#### DATA FOR REVIEW
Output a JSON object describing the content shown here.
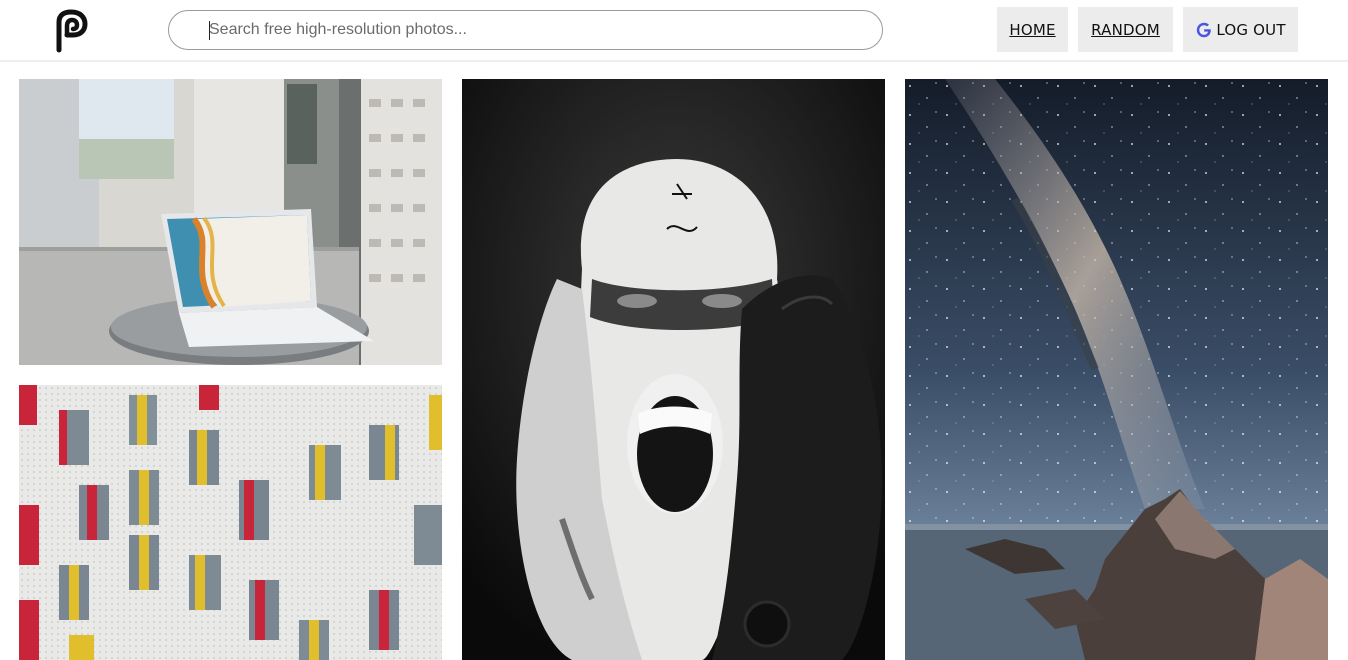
{
  "header": {
    "logo_icon": "p-letter-logo-icon",
    "search": {
      "placeholder": "Search free high-resolution photos..."
    },
    "nav": {
      "home_label": "HOME",
      "random_label": "RANDOM",
      "logout_label": "LOG OUT",
      "logout_icon": "google-g-icon"
    }
  },
  "gallery": {
    "photos": [
      {
        "subject": "laptop-on-balcony-table"
      },
      {
        "subject": "perforated-facade-colored-windows"
      },
      {
        "subject": "person-in-knit-balaclava-bw"
      },
      {
        "subject": "milky-way-over-rocky-coast"
      }
    ]
  },
  "colors": {
    "google_blue": "#4a56e2",
    "nav_button_bg": "#ececec"
  }
}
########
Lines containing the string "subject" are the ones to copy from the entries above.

        "subject": "laptop-on-balcony-table"
        "subject": "perforated-facade-colored-windows"
        "subject": "person-in-knit-balaclava-bw"
        "subject": "milky-way-over-rocky-coast"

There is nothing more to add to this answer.